What can I do? Keeping your ears clean without using cotton swabs is the simplest way to decrease ringing in the ears triggered by earwax. Some individuals generate more earwax than others; if this applies to you, a professional cleaning might be in order.
High Blood Pressure Makes Tinnitus Worse
All kinds of health conditions, including tinnitus, can be caused by high blood pressure and hypertension. It becomes hard to dismiss when high blood pressure escalates the ringing or buzzing you’re already hearing. There’s no cure for tinnitus, but there are treatments for high blood pressure.

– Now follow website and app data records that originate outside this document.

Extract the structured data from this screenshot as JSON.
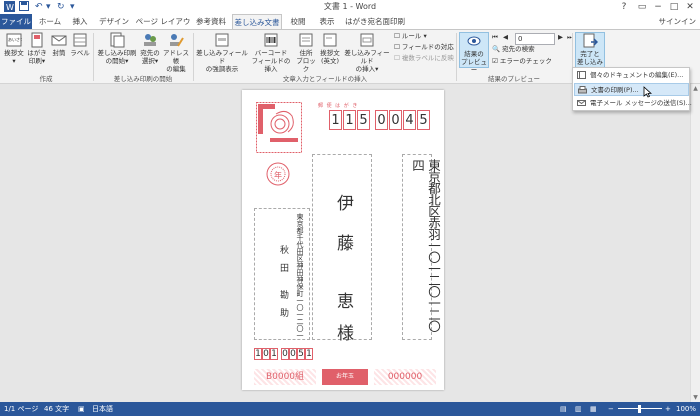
{
  "window": {
    "title": "文書 1 - Word",
    "help": "?",
    "minimize": "−",
    "restore": "□",
    "close": "✕"
  },
  "tabs": [
    {
      "label": "ファイル"
    },
    {
      "label": "ホーム"
    },
    {
      "label": "挿入"
    },
    {
      "label": "デザイン"
    },
    {
      "label": "ページ レイアウト"
    },
    {
      "label": "参考資料"
    },
    {
      "label": "差し込み文書"
    },
    {
      "label": "校閲"
    },
    {
      "label": "表示"
    },
    {
      "label": "はがき宛名面印刷"
    }
  ],
  "signin": "サインイン",
  "ribbon": {
    "create": {
      "group_label": "作成",
      "greeting": [
        "挨拶文",
        "▾"
      ],
      "postcard": [
        "はがき",
        "印刷▾"
      ],
      "envelope": "封筒",
      "label": "ラベル"
    },
    "start": {
      "group_label": "差し込み印刷の開始",
      "start_merge": [
        "差し込み印刷",
        "の開始▾"
      ],
      "select_recipients": [
        "宛先の",
        "選択▾"
      ],
      "edit_list": [
        "アドレス帳",
        "の編集"
      ]
    },
    "fields": {
      "group_label": "文章入力とフィールドの挿入",
      "highlight": [
        "差し込みフィールド",
        "の強調表示"
      ],
      "barcode": [
        "バーコード",
        "フィールドの挿入"
      ],
      "address_block": [
        "住所",
        "ブロック"
      ],
      "greeting_line": [
        "挨拶文",
        "(英文)"
      ],
      "insert_field": [
        "差し込みフィールド",
        "の挿入▾"
      ],
      "rules": "ルール ▾",
      "match_fields": "フィールドの対応",
      "update_labels": "複数ラベルに反映"
    },
    "preview": {
      "group_label": "結果のプレビュー",
      "preview_results": [
        "結果の",
        "プレビュー"
      ],
      "record": "0",
      "find_recipient": "宛先の検索",
      "check_errors": "エラーのチェック"
    },
    "finish": {
      "finish_merge": [
        "完了と",
        "差し込み▾"
      ]
    }
  },
  "dropdown": [
    "個々のドキュメントの編集(E)...",
    "文書の印刷(P)...",
    "電子メール メッセージの送信(S)..."
  ],
  "postcard": {
    "stamp_label": "郵 便 は が き",
    "postal_code": [
      "1",
      "1",
      "5",
      "0",
      "0",
      "4",
      "5"
    ],
    "recipient_address": "東京都北区赤羽一〇一二〇一二〇四",
    "recipient_name_1": "伊",
    "recipient_name_2": "藤",
    "recipient_name_3": "恵",
    "recipient_honorific": "様",
    "sender_address": "東京都千代田区神田神保町一〇一二〇一",
    "sender_name": "秋　田　　勘　助",
    "sender_postal": [
      "1",
      "0",
      "1",
      "0",
      "0",
      "5",
      "1"
    ],
    "lottery_left": "B0000組",
    "lottery_right": "000000",
    "lottery_badge": "お年玉"
  },
  "status": {
    "page": "1/1 ページ",
    "words": "46 文字",
    "language": "日本語",
    "zoom": "100%"
  },
  "colors": {
    "accent": "#2b579a",
    "stamp_red": "#e0606a"
  }
}
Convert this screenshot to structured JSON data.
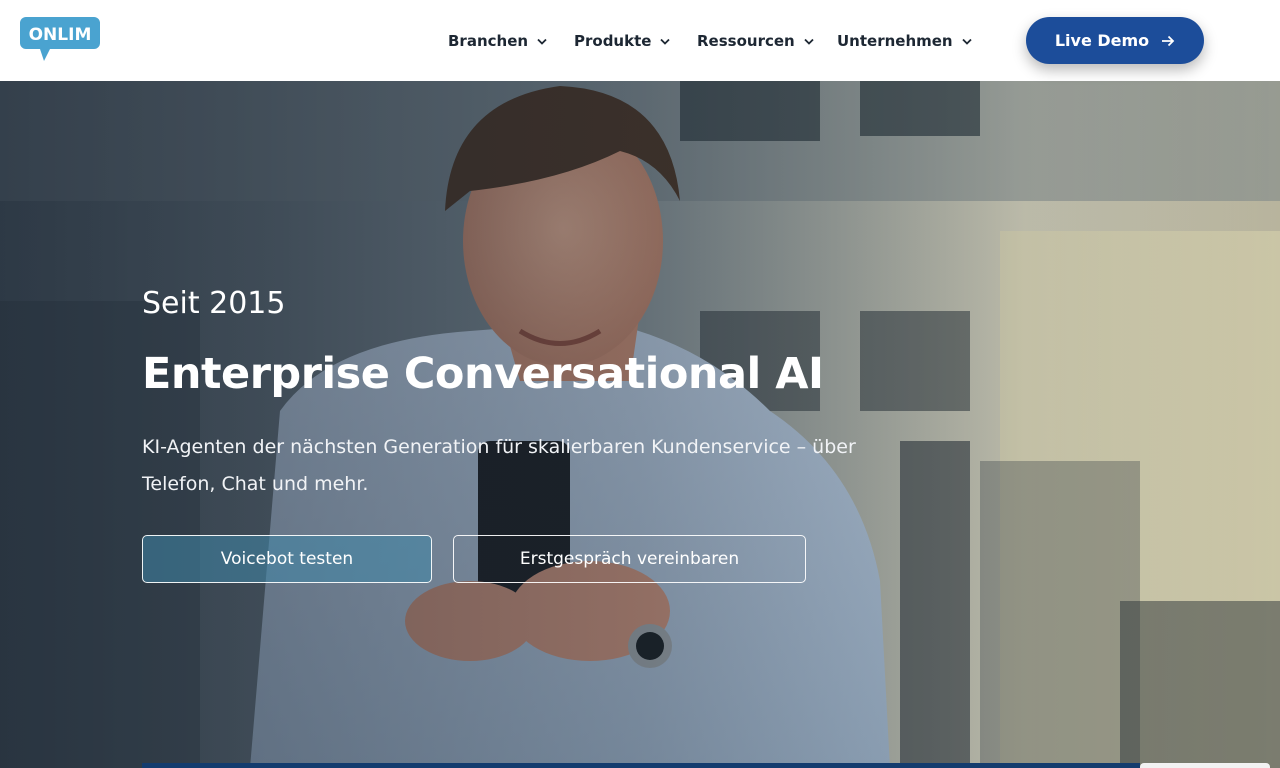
{
  "brand": {
    "logo_text": "ONLIM",
    "logo_color": "#4aa3d0"
  },
  "nav": {
    "items": [
      {
        "label": "Branchen"
      },
      {
        "label": "Produkte"
      },
      {
        "label": "Ressourcen"
      },
      {
        "label": "Unternehmen"
      }
    ],
    "cta_label": "Live Demo",
    "cta_color": "#1c4d9a"
  },
  "hero": {
    "eyebrow": "Seit 2015",
    "headline": "Enterprise Conversational AI",
    "subline": "KI-Agenten der nächsten Generation für skalierbaren Kundenservice – über Telefon, Chat und mehr.",
    "primary_button": "Voicebot testen",
    "secondary_button": "Erstgespräch vereinbaren"
  }
}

What can I do? High blood pressure is not something you want to neglect. You’ll probably need to seek out medical treatment. But you can also change your lifestyle somewhat: avoid foods that have high fat or salt content and get more exercise. Stress can also increase your blood pressure, so try doing relaxation techniques or making lifestyle changes can also improve hypertension (and, thus, tinnitus brought about by hypertension).
Can I Decrease my Tinnitus by utilizing a White Noise Generator or Masking Device?
You can decrease the impact of the constant noise in your head by distracting your ears and your brain. You don’t even need to buy special equipment, your radio, TV or computer can act as masking devices. You can, if you prefer, get specialized masking devices or hearing aids to help.
You should take it seriously if you have continuous ringing, buzzing, or whooshing in your ears. If you’re experiencing hearing loss or have health problems that are acting up, it might be a warning sign. Before what started as an irritating problem becomes a more severe issue, take measures to protect your ears and if the ringing continues, find professional hearing help.